EXERCISE DIRECTIONS: Search the entries for the word "object". Copy every line that holds it.

AVAILABLE DATA:

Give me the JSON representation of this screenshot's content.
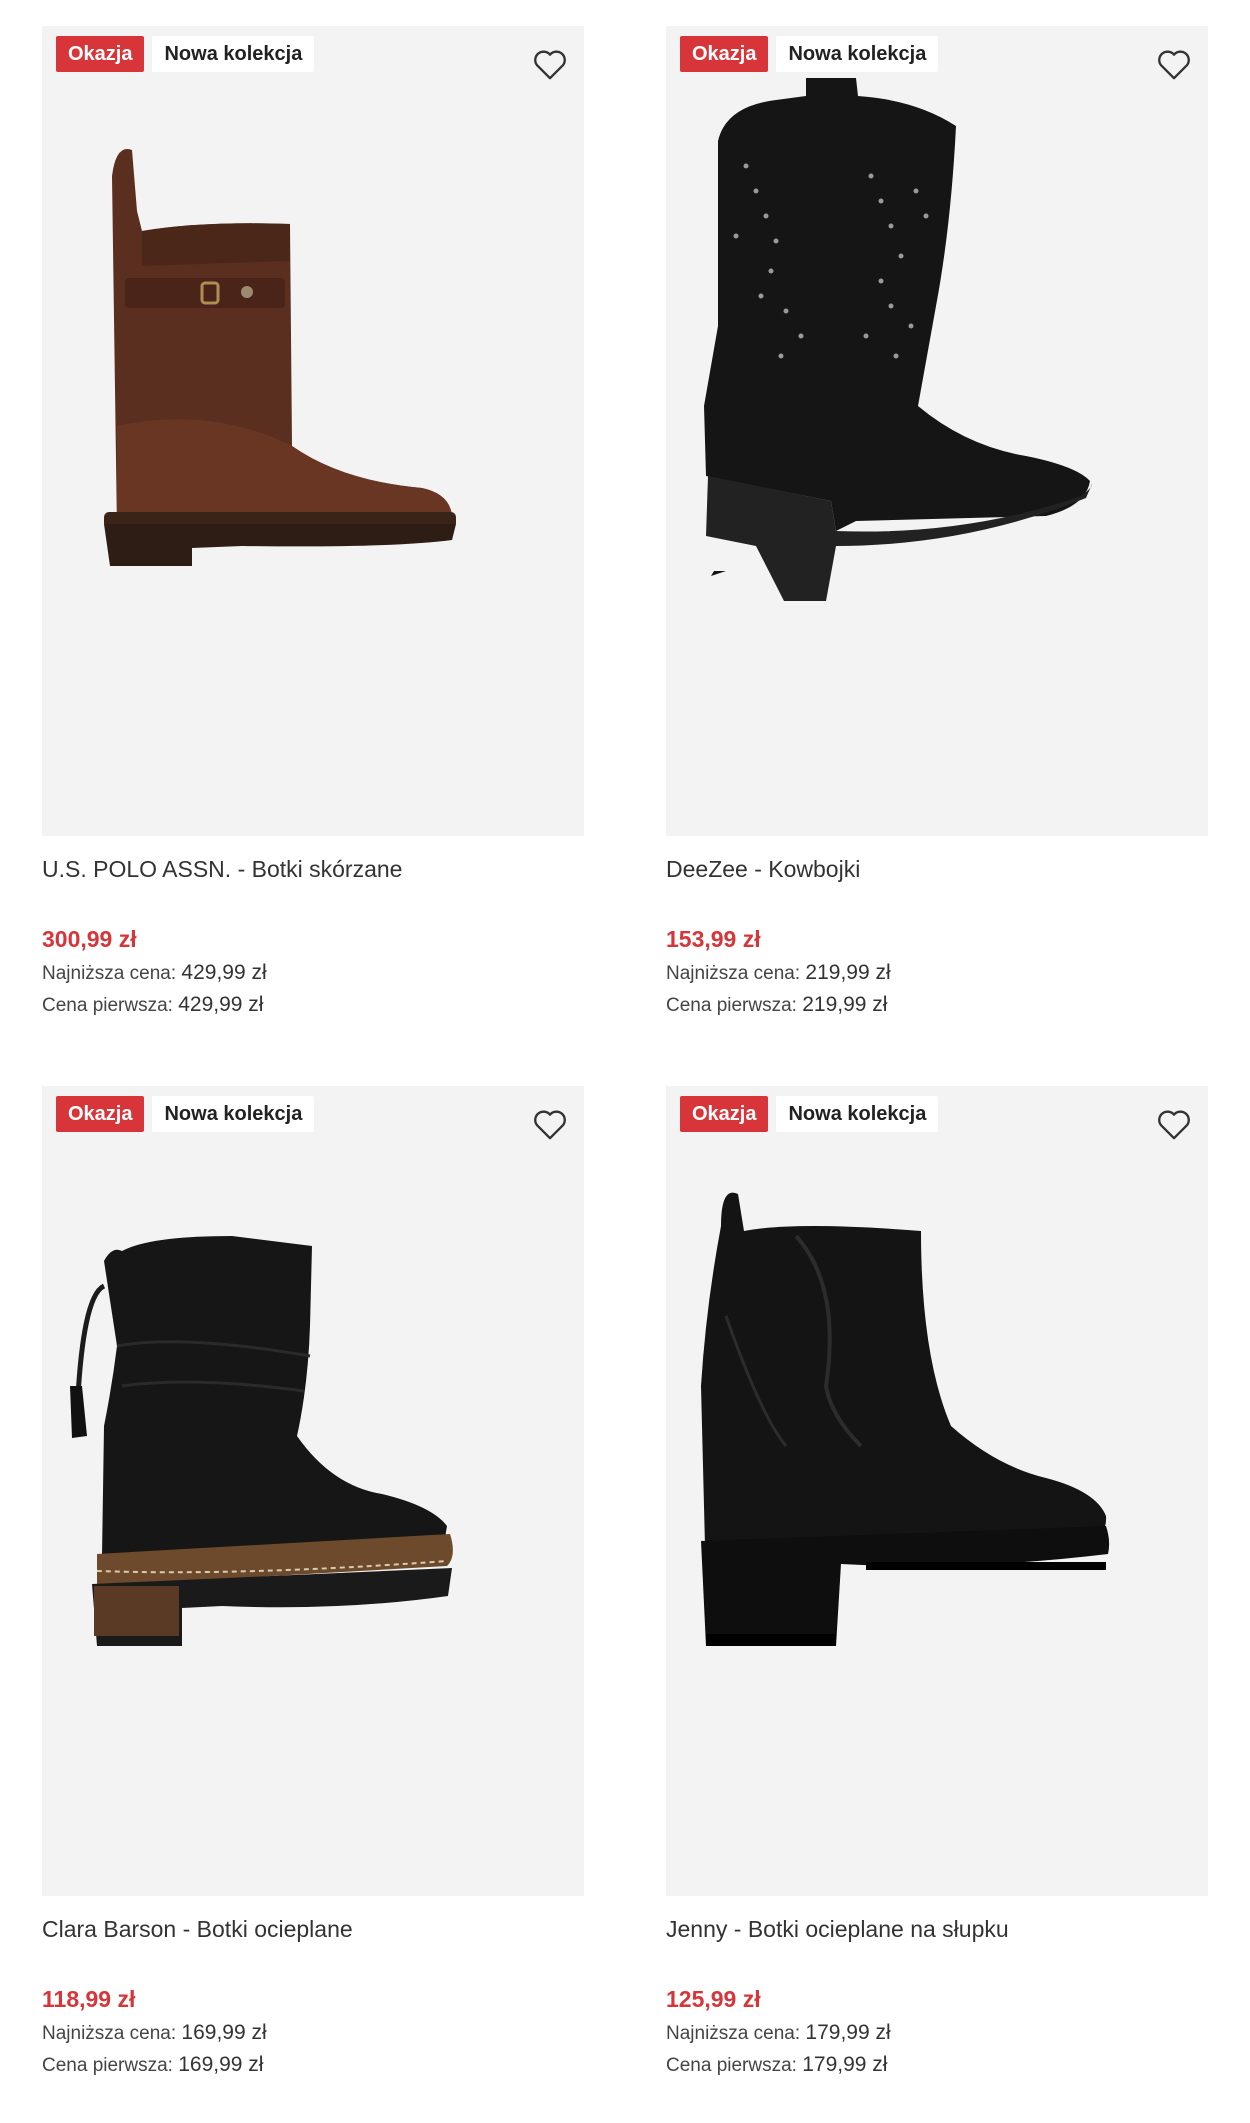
{
  "colors": {
    "sale": "#d8353a",
    "card_bg": "#f3f3f3"
  },
  "products": [
    {
      "badge_sale": "Okazja",
      "badge_new": "Nowa kolekcja",
      "icon": "heart-icon",
      "title": "U.S. POLO ASSN. - Botki skórzane",
      "price": "300,99 zł",
      "lowest_label": "Najniższa cena:",
      "lowest_value": "429,99 zł",
      "first_label": "Cena pierwsza:",
      "first_value": "429,99 zł"
    },
    {
      "badge_sale": "Okazja",
      "badge_new": "Nowa kolekcja",
      "icon": "heart-icon",
      "title": "DeeZee - Kowbojki",
      "price": "153,99 zł",
      "lowest_label": "Najniższa cena:",
      "lowest_value": "219,99 zł",
      "first_label": "Cena pierwsza:",
      "first_value": "219,99 zł"
    },
    {
      "badge_sale": "Okazja",
      "badge_new": "Nowa kolekcja",
      "icon": "heart-icon",
      "title": "Clara Barson - Botki ocieplane",
      "price": "118,99 zł",
      "lowest_label": "Najniższa cena:",
      "lowest_value": "169,99 zł",
      "first_label": "Cena pierwsza:",
      "first_value": "169,99 zł"
    },
    {
      "badge_sale": "Okazja",
      "badge_new": "Nowa kolekcja",
      "icon": "heart-icon",
      "title": "Jenny - Botki ocieplane na słupku",
      "price": "125,99 zł",
      "lowest_label": "Najniższa cena:",
      "lowest_value": "179,99 zł",
      "first_label": "Cena pierwsza:",
      "first_value": "179,99 zł"
    }
  ]
}
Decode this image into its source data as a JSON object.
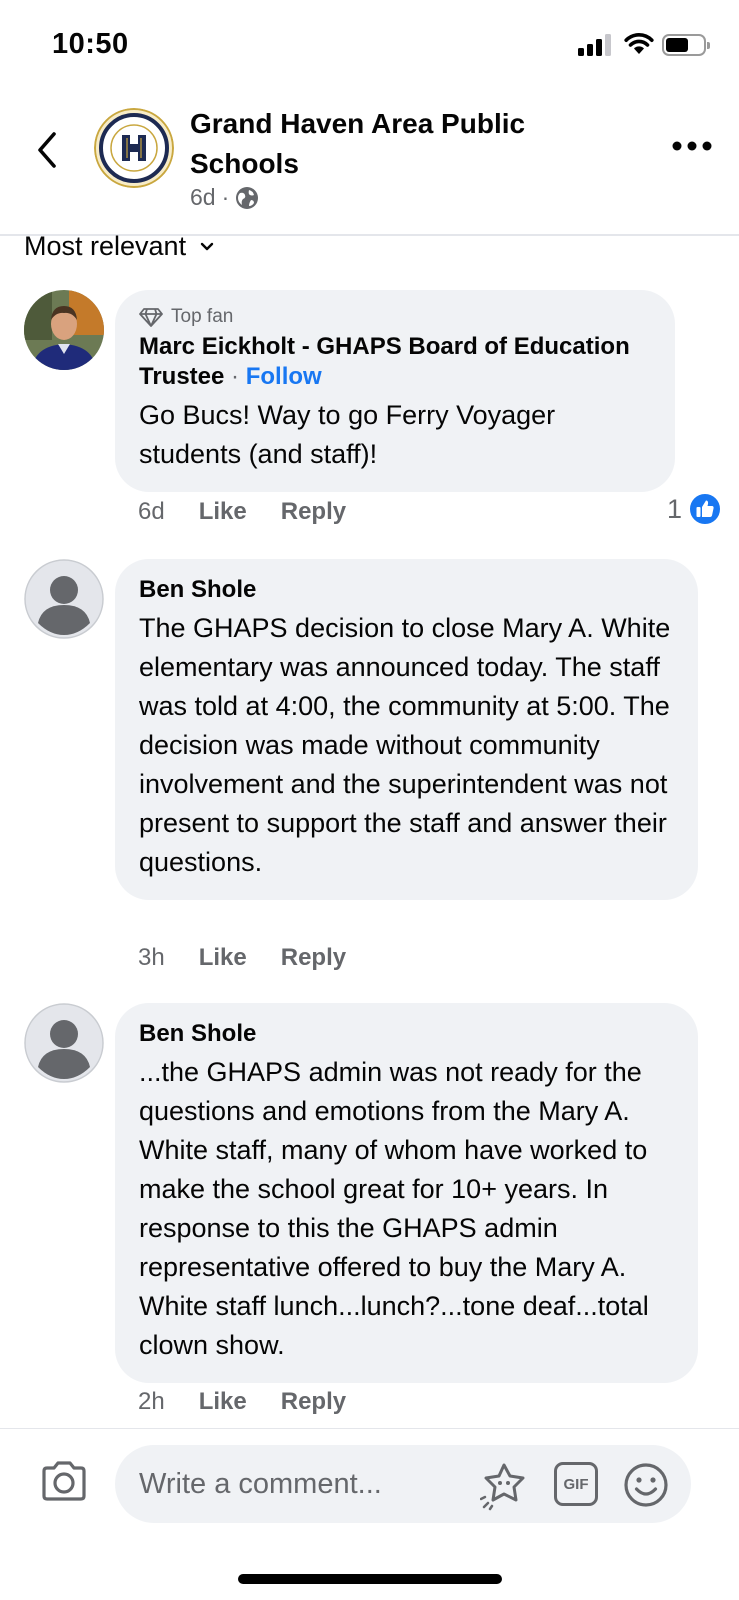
{
  "status_bar": {
    "time": "10:50"
  },
  "post_header": {
    "page_name": "Grand Haven Area Public Schools",
    "time_ago": "6d",
    "separator": "·",
    "audience_icon": "globe-icon"
  },
  "sort": {
    "label": "Most relevant",
    "icon": "chevron-down-icon"
  },
  "comments": [
    {
      "badge": "Top fan",
      "badge_icon": "diamond-icon",
      "author": "Marc Eickholt - GHAPS Board of Education Trustee",
      "separator": "·",
      "follow_label": "Follow",
      "text": "Go Bucs! Way to go Ferry Voyager students (and staff)!",
      "time": "6d",
      "like_label": "Like",
      "reply_label": "Reply",
      "reaction_count": "1",
      "reaction_icon": "like-reaction-icon"
    },
    {
      "author": "Ben Shole",
      "text": "The GHAPS decision to close Mary A. White elementary was announced today. The staff was told at 4:00, the community at 5:00. The decision was made without community involvement and the superintendent was not present to support the staff and answer their questions.",
      "time": "3h",
      "like_label": "Like",
      "reply_label": "Reply"
    },
    {
      "author": "Ben Shole",
      "text": "...the GHAPS admin was not ready for the questions and emotions from the Mary A. White staff, many of whom have worked to make the school great for 10+ years. In response to this the GHAPS admin representative offered to buy the Mary A. White staff lunch...lunch?...tone deaf...total clown show.",
      "time": "2h",
      "like_label": "Like",
      "reply_label": "Reply"
    }
  ],
  "composer": {
    "placeholder": "Write a comment...",
    "gif_label": "GIF"
  },
  "colors": {
    "accent": "#1877f2",
    "bubble": "#f0f2f5",
    "secondary_text": "#65676b"
  }
}
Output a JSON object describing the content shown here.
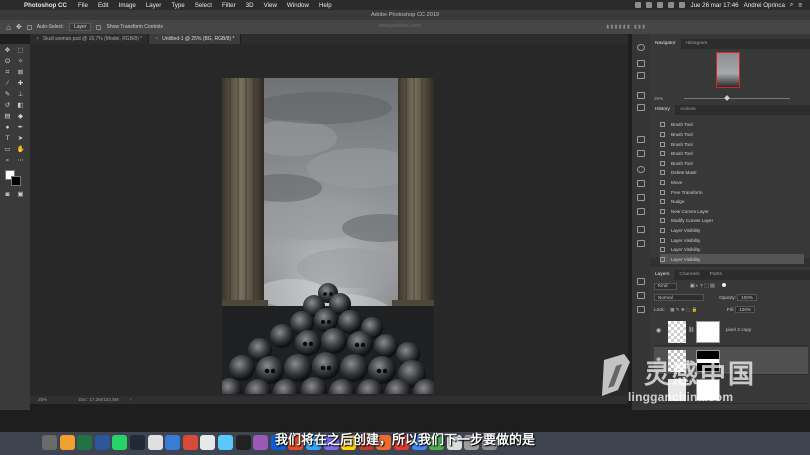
{
  "menubar": {
    "app_name": "Photoshop CC",
    "items": [
      "File",
      "Edit",
      "Image",
      "Layer",
      "Type",
      "Select",
      "Filter",
      "3D",
      "View",
      "Window",
      "Help"
    ],
    "clock": "Jue 26 mar  17:46",
    "user": "Andrei Oprinca"
  },
  "window": {
    "title": "Adobe Photoshop CC 2019"
  },
  "options": {
    "auto_select_label": "Auto-Select:",
    "auto_select_value": "Layer",
    "transform_controls_label": "Show Transform Controls",
    "watermark": "www.psdbox.com"
  },
  "tabs": [
    {
      "label": "Skull woman.psd @ 16,7% (Model, RGB/8) *"
    },
    {
      "label": "Untitled-1 @ 25% (BG, RGB/8) *"
    }
  ],
  "status": {
    "zoom": "25%",
    "doc_size": "Doc: 17,2M/102,8M"
  },
  "navigator": {
    "tabs": [
      "Navigator",
      "Histogram"
    ],
    "zoom": "25%"
  },
  "history": {
    "tabs": [
      "History",
      "Actions"
    ],
    "items": [
      "Brush Tool",
      "Brush Tool",
      "Brush Tool",
      "Brush Tool",
      "Brush Tool",
      "Delete Mask",
      "Move",
      "Free Transform",
      "Nudge",
      "New Curves Layer",
      "Modify Curves Layer",
      "Layer Visibility",
      "Layer Visibility",
      "Layer Visibility",
      "Layer Visibility"
    ]
  },
  "layers": {
    "tabs": [
      "Layers",
      "Channels",
      "Paths"
    ],
    "kind": "Kind",
    "blend_mode": "Normal",
    "opacity_label": "Opacity:",
    "opacity": "100%",
    "lock_label": "Lock:",
    "fill_label": "Fill:",
    "fill": "100%",
    "rows": [
      {
        "name": "pixel 2 copy"
      },
      {
        "name": ""
      }
    ]
  },
  "subtitle": "我们将在之后创建，所以我们下一步要做的是",
  "site": {
    "logo_text": "灵感中国",
    "url": "lingganchina.com"
  },
  "colors": {
    "accent": "#1473e6",
    "panel": "#383838",
    "canvas": "#282828"
  }
}
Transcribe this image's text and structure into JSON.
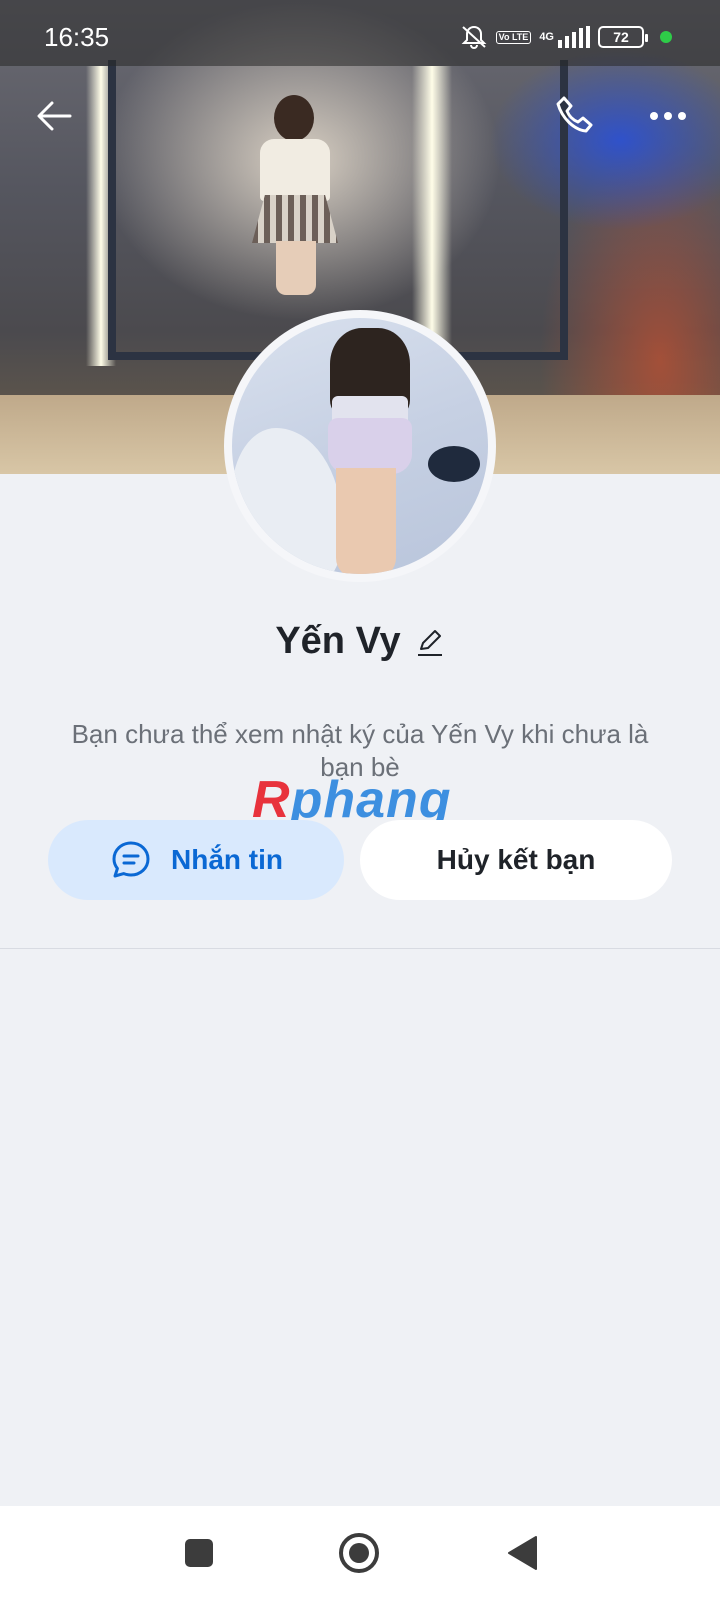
{
  "status_bar": {
    "time": "16:35",
    "network": "4G",
    "volte": "Vo LTE",
    "battery": "72",
    "indicator_color": "#2ecc48"
  },
  "header": {
    "back_icon": "arrow-left-icon",
    "call_icon": "phone-icon",
    "more_icon": "more-horizontal-icon"
  },
  "profile": {
    "name": "Yến Vy",
    "edit_icon": "pencil-icon",
    "notice": "Bạn chưa thể xem nhật ký của Yến Vy khi chưa là bạn bè"
  },
  "watermark": {
    "part_a": "R",
    "part_b": "phang"
  },
  "actions": {
    "message_label": "Nhắn tin",
    "message_icon": "chat-bubble-icon",
    "unfriend_label": "Hủy kết bạn"
  },
  "colors": {
    "accent": "#0a68d4",
    "accent_soft": "#d9e9fd",
    "background": "#eff1f5"
  },
  "nav_bar": {
    "recent_icon": "square-icon",
    "home_icon": "circle-icon",
    "back_icon": "triangle-back-icon"
  }
}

FINISHED TASK:
Decode this image into its source data as a JSON object.
Output a JSON object describing the content shown here.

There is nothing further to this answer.